The upcoming online gambling debate between Caesars and the Sands CEO's is a bell weather for the historical, cultural and operational divide that has existed between operators of online casino game content such as social casino and online gambling operators and the operators of land based casinos. The upcoming debate addressing the legalization of online gambling in the US and its impact on land based casinos has been going on for years with casinos changing their minds on supporting online gaming or ignoring it maintaining a singular focus on land based operations.
Many people are unaware of how long land based casinos have actually been confronted with this questions and how they have vacillated between supporting, not supporting and supporting again, etc. operating, running or engaging in joint ventures related to online game content.
Between 2001 and 2004 many of the UK casinos and land based brands such as Hard Rock successfully launched online gambling operations and still do today. US casinos also entered the UK online gambling and pseudo social/gambling market around the same time and eventually closed their operations for a number of reasons.
Of particular interest was the social casino site launched by MGM for the America audience in 2001. The service was a resounding and surprising success but was closed because the service was not tied into the MGM loyalty systems and MGM was more interested in "real" online gambling in the UK.
The emergence of Zynga poker between 2007 and 2009 attracted the interest of land based operators again and they turned their attention to "social/freemium" gaming. Fast forward to 2013/14 with MGM/MyVegas jumping back into the social/freemium arena with the added benefit of integrating the property into their loyalty systems. IGT buys DoubleDown and the other Slot providers such as Bally's and Williams all start to convert their traditional offline slot content to online versions. Caesar's buys Playtika, etc.
Despite all of this activity there still remains a divide and a degree of skepticism on the part of traditional casino operators, small regional casinos and even operations managers within the larger land based casinos that have launched online businesses. If online is real and if they should get involved? The Sands is upfront about this, however, others have the same feeling. Social and real money online gaming operators still sense an aloof and sometimes disconnected relationship with land based casino staff.
So what is at the basis of this confused and for many, a rather frustrating state of affairs between offline and online gaming operations?
The fact of the matter is that both of these businesses models could not be more different. There are more reasons for each group not to engage then their are to engage. Everything from day to day operations, marketing, staffing, content selections, priorities, regulations, history, skill sets, etc. are different.
The one binding factor between the two business sectors is that in the US and Canada the gambling regulation and license are being controlled by land based operators. This does force the two sectors to collaborate in some way and ironically forces land based operators to become online gambling experts.

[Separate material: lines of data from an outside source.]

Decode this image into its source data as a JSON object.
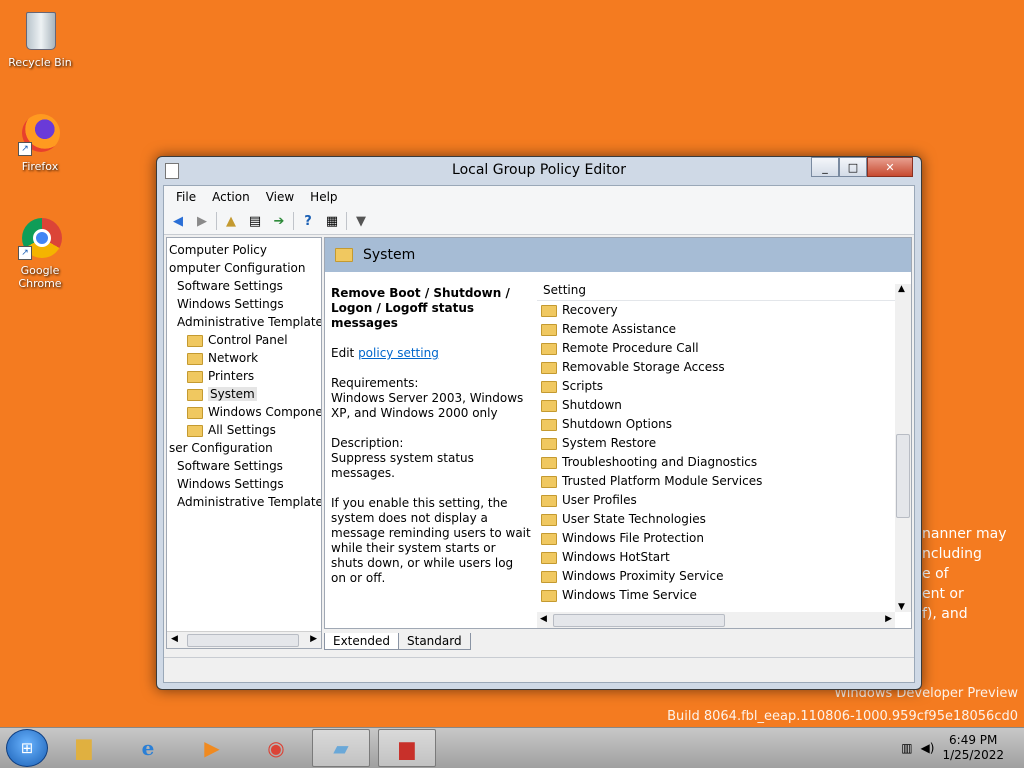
{
  "desktop": {
    "icons": [
      {
        "label": "Recycle Bin"
      },
      {
        "label": "Firefox"
      },
      {
        "label": "Google Chrome"
      }
    ],
    "watermark": {
      "line1": "Windows Developer Preview",
      "line2": "Build 8064.fbl_eeap.110806-1000.959cf95e18056cd0"
    },
    "bleed_text": [
      "nanner may",
      "ncluding",
      "e of",
      "ent or",
      "f), and"
    ]
  },
  "window": {
    "title": "Local Group Policy Editor",
    "menu": [
      "File",
      "Action",
      "View",
      "Help"
    ],
    "tree": [
      {
        "label": "Computer Policy",
        "indent": 0
      },
      {
        "label": "omputer Configuration",
        "indent": 0
      },
      {
        "label": "Software Settings",
        "indent": 1
      },
      {
        "label": "Windows Settings",
        "indent": 1
      },
      {
        "label": "Administrative Templates",
        "indent": 1
      },
      {
        "label": "Control Panel",
        "indent": 2
      },
      {
        "label": "Network",
        "indent": 2
      },
      {
        "label": "Printers",
        "indent": 2
      },
      {
        "label": "System",
        "indent": 2,
        "selected": true
      },
      {
        "label": "Windows Components",
        "indent": 2
      },
      {
        "label": "All Settings",
        "indent": 2
      },
      {
        "label": "ser Configuration",
        "indent": 0
      },
      {
        "label": "Software Settings",
        "indent": 1
      },
      {
        "label": "Windows Settings",
        "indent": 1
      },
      {
        "label": "Administrative Templates",
        "indent": 1
      }
    ],
    "header": "System",
    "description": {
      "title": "Remove Boot / Shutdown / Logon / Logoff status messages",
      "edit_prefix": "Edit ",
      "edit_link": "policy setting",
      "requirements_label": "Requirements:",
      "requirements": "Windows Server 2003, Windows XP, and Windows 2000 only",
      "description_label": "Description:",
      "description": "Suppress system status messages.",
      "details": "If you enable this setting, the system does not display a message reminding users to wait while their system starts or shuts down, or while users log on or off."
    },
    "list_header": "Setting",
    "list": [
      "Recovery",
      "Remote Assistance",
      "Remote Procedure Call",
      "Removable Storage Access",
      "Scripts",
      "Shutdown",
      "Shutdown Options",
      "System Restore",
      "Troubleshooting and Diagnostics",
      "Trusted Platform Module Services",
      "User Profiles",
      "User State Technologies",
      "Windows File Protection",
      "Windows HotStart",
      "Windows Proximity Service",
      "Windows Time Service"
    ],
    "tabs": [
      "Extended",
      "Standard"
    ]
  },
  "taskbar": {
    "time": "6:49 PM",
    "date": "1/25/2022"
  }
}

The Sheldon Adelson Gary Loveman debate is going to engage the question "will online gaming positively or negatively impact land based operations" and does online gambling make any sense from a purely financial sense based on a land based casino's operating model, cash flow and profitability. we will see how the debate goes.
Social and freemium gaming is a wild card in the overall debate because it is not subject to the same regulatory rigor and has a very different operating model for "real" money online gambling. Pace of Innovation, extreme competition, size of the market, etc . are examples of why this sector has a different spin to it.

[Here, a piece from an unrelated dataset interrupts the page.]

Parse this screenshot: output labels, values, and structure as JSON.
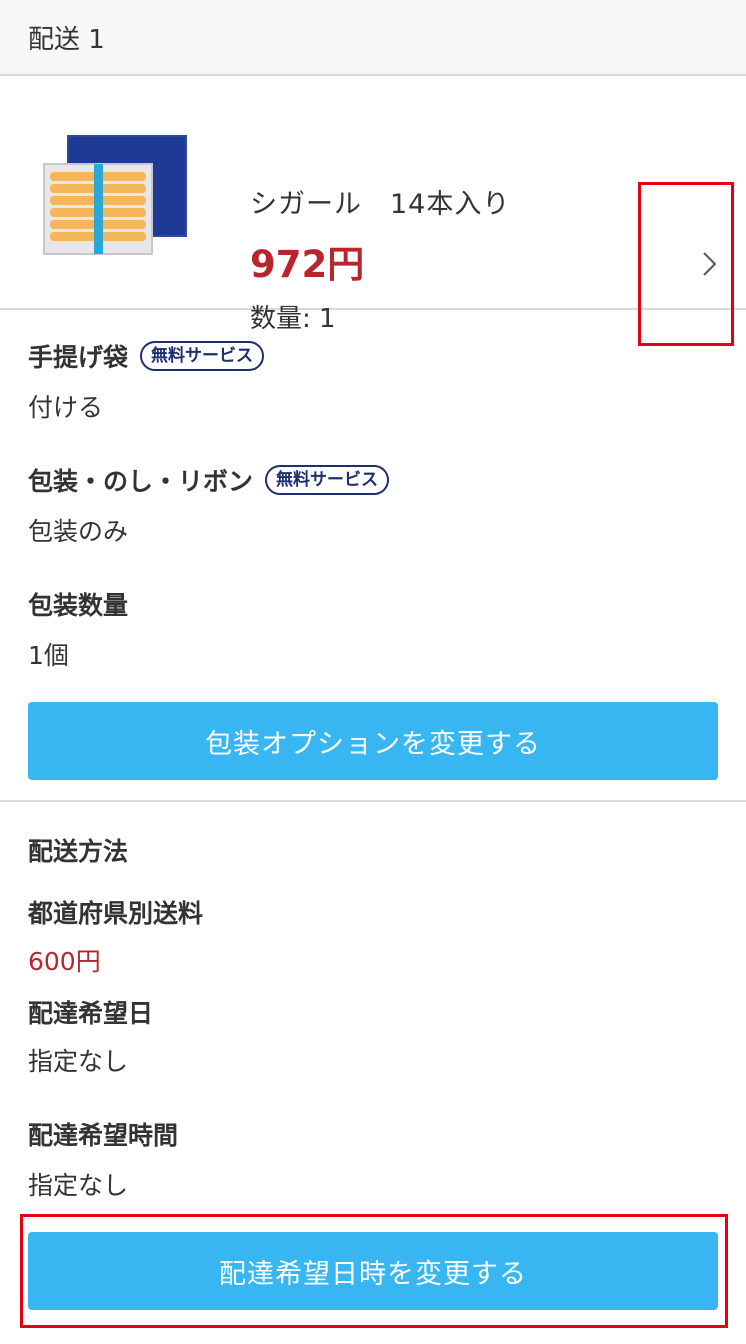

In the end, despite the outcome of the debate social and online gambling are here to stay. Even if legislation to legalize online gambling roles out at a glacial pace in the US there are plenty of "illegal" sites that are and will fill the demand for this content.
There is certainly a place in the business world for land based casinos that take no interest in online social/freemium or real gaming and a place for pure online models. Offline and online are fundamentally different experiences and people will have their preferences. The questions is where will the growth in total players and revenue per player come from?Currently, Vegas is beginning to generate more revenue from non-gaming activities. The regionals still are predominately gaming revenue. However that is because they have less non-gaming revenue opportunities. Competition is fierce in the online space, especially, in the balkenized world of European online gambling. This may force both online and offline gaming content providers to form joint venture across borders and within different gaming models to stay competitive. Essentially, the two operating groups may have to collaborate to remain competitive.

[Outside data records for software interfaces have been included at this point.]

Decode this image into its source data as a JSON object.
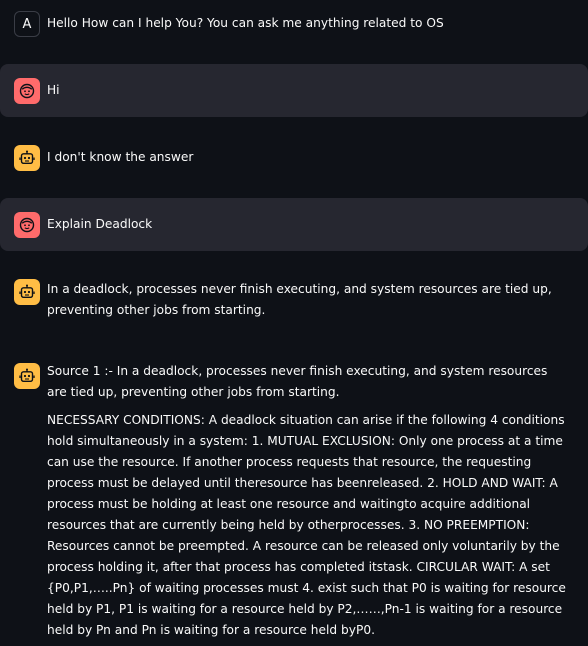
{
  "messages": [
    {
      "role": "assistant",
      "avatar": "initial-avatar",
      "initial": "A",
      "text": "Hello How can I help You? You can ask me anything related to OS"
    },
    {
      "role": "user",
      "avatar": "user-face-icon",
      "text": "Hi"
    },
    {
      "role": "assistant",
      "avatar": "bot-face-icon",
      "text": "I don't know the answer"
    },
    {
      "role": "user",
      "avatar": "user-face-icon",
      "text": "Explain Deadlock"
    },
    {
      "role": "assistant",
      "avatar": "bot-face-icon",
      "text": "In a deadlock, processes never finish executing, and system resources are tied up, preventing other jobs from starting."
    },
    {
      "role": "assistant",
      "avatar": "bot-face-icon",
      "paragraphs": [
        "Source 1 :- In a deadlock, processes never finish executing, and system resources are tied up, preventing other jobs from starting.",
        "NECESSARY CONDITIONS: A deadlock situation can arise if the following 4 conditions hold simultaneously in a system: 1. MUTUAL EXCLUSION: Only one process at a time can use the resource. If another process requests that resource, the requesting process must be delayed until theresource has beenreleased. 2. HOLD AND WAIT: A process must be holding at least one resource and waitingto acquire additional resources that are currently being held by otherprocesses. 3. NO PREEMPTION: Resources cannot be preempted. A resource can be released only voluntarily by the process holding it, after that process has completed itstask. CIRCULAR WAIT: A set {P0,P1,…..Pn} of waiting processes must 4. exist such that P0 is waiting for resource held by P1, P1 is waiting for a resource held by P2,……,Pn-1 is waiting for a resource held by Pn and Pn is waiting for a resource held byP0."
      ]
    }
  ],
  "colors": {
    "background": "#0e1117",
    "user_row": "#262730",
    "user_avatar": "#ff6b6b",
    "bot_avatar": "#ffbd45",
    "text": "#fafafa"
  }
}
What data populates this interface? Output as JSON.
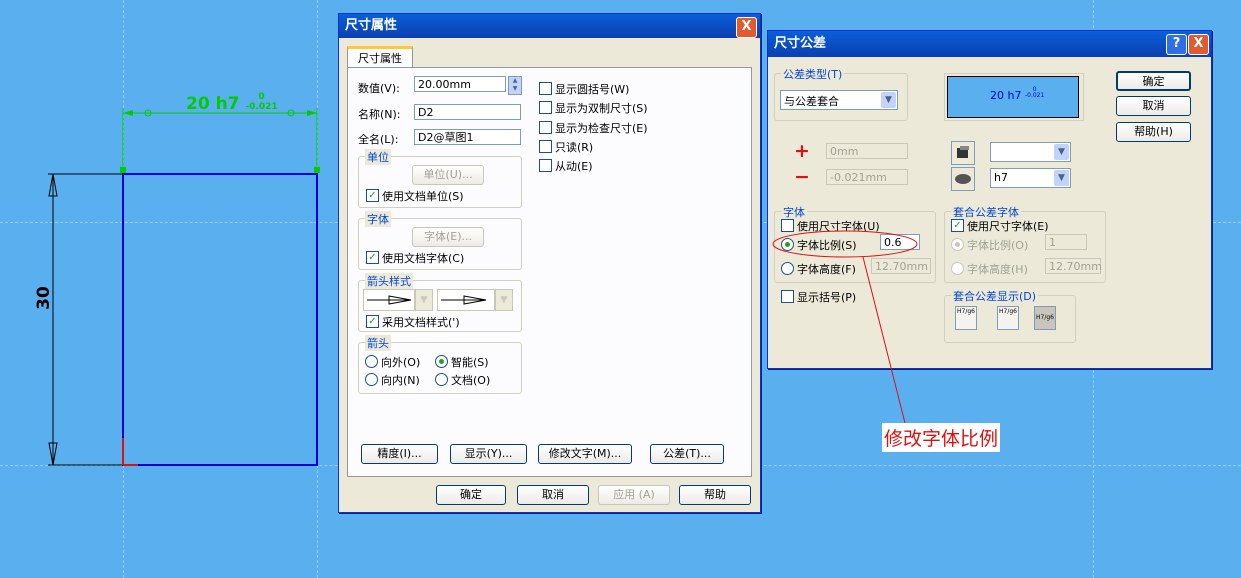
{
  "canvas": {
    "dim_h_text": "20 h7",
    "dim_h_upper": "0",
    "dim_h_lower": "-0.021",
    "dim_v_text": "30"
  },
  "dim_props": {
    "title": "尺寸属性",
    "close": "X",
    "tab": "尺寸属性",
    "value_label": "数值(V):",
    "value": "20.00mm",
    "name_label": "名称(N):",
    "name": "D2",
    "fullname_label": "全名(L):",
    "fullname": "D2@草图1",
    "checks": [
      "显示圆括号(W)",
      "显示为双制尺寸(S)",
      "显示为检查尺寸(E)",
      "只读(R)",
      "从动(E)"
    ],
    "unit_group": "单位",
    "unit_button": "单位(U)...",
    "unit_check": "使用文档单位(S)",
    "font_group": "字体",
    "font_button": "字体(E)...",
    "font_check": "使用文档字体(C)",
    "arrow_style_group": "箭头样式",
    "arrow_style_check": "采用文档样式(')",
    "arrow_group": "箭头",
    "radio_out": "向外(O)",
    "radio_smart": "智能(S)",
    "radio_in": "向内(N)",
    "radio_doc": "文档(O)",
    "precision_button": "精度(I)...",
    "display_button": "显示(Y)...",
    "modify_text_button": "修改文字(M)...",
    "tolerance_button": "公差(T)...",
    "ok": "确定",
    "cancel": "取消",
    "apply": "应用 (A)",
    "help": "帮助"
  },
  "tolerance": {
    "title": "尺寸公差",
    "help_icon": "?",
    "close": "X",
    "type_group": "公差类型(T)",
    "type_value": "与公差套合",
    "preview_main": "20 h7",
    "preview_upper": "0",
    "preview_lower": "-0.021",
    "ok": "确定",
    "cancel": "取消",
    "help": "帮助(H)",
    "plus": "+",
    "minus": "−",
    "plus_value": "0mm",
    "minus_value": "-0.021mm",
    "hole_select": "",
    "shaft_select": "h7",
    "font_group": "字体",
    "use_dim_font": "使用尺寸字体(U)",
    "font_ratio": "字体比例(S)",
    "font_ratio_value": "0.6",
    "font_height": "字体高度(F)",
    "font_height_value": "12.70mm",
    "fit_font_group": "套合公差字体",
    "fit_use_dim_font": "使用尺寸字体(E)",
    "fit_font_ratio": "字体比例(O)",
    "fit_font_ratio_value": "1",
    "fit_font_height": "字体高度(H)",
    "fit_font_height_value": "12.70mm",
    "show_brackets": "显示括号(P)",
    "fit_display_group": "套合公差显示(D)",
    "fit_display_options": [
      "H7/g6",
      "H7/g6",
      "H7/g6"
    ]
  },
  "annotation": "修改字体比例",
  "colors": {
    "dim_green": "#00cc00",
    "sketch_blue": "#0000dd",
    "annot_red": "#dd1111"
  }
}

Kevin Flood is the CEO of Gameinlane, Inc. Kevin writes about online games and their impact and integration into iGaming and E-commerce environments. Kevin is a frequent speaker at online game events and conferences in Asia, Europe and the US. Kevin and his Gameinlane team are currently working with online gambling, social gaming and e-commerce companies integrating social gaming with online gaming operations and integrate game mechanics into e-commerce applications.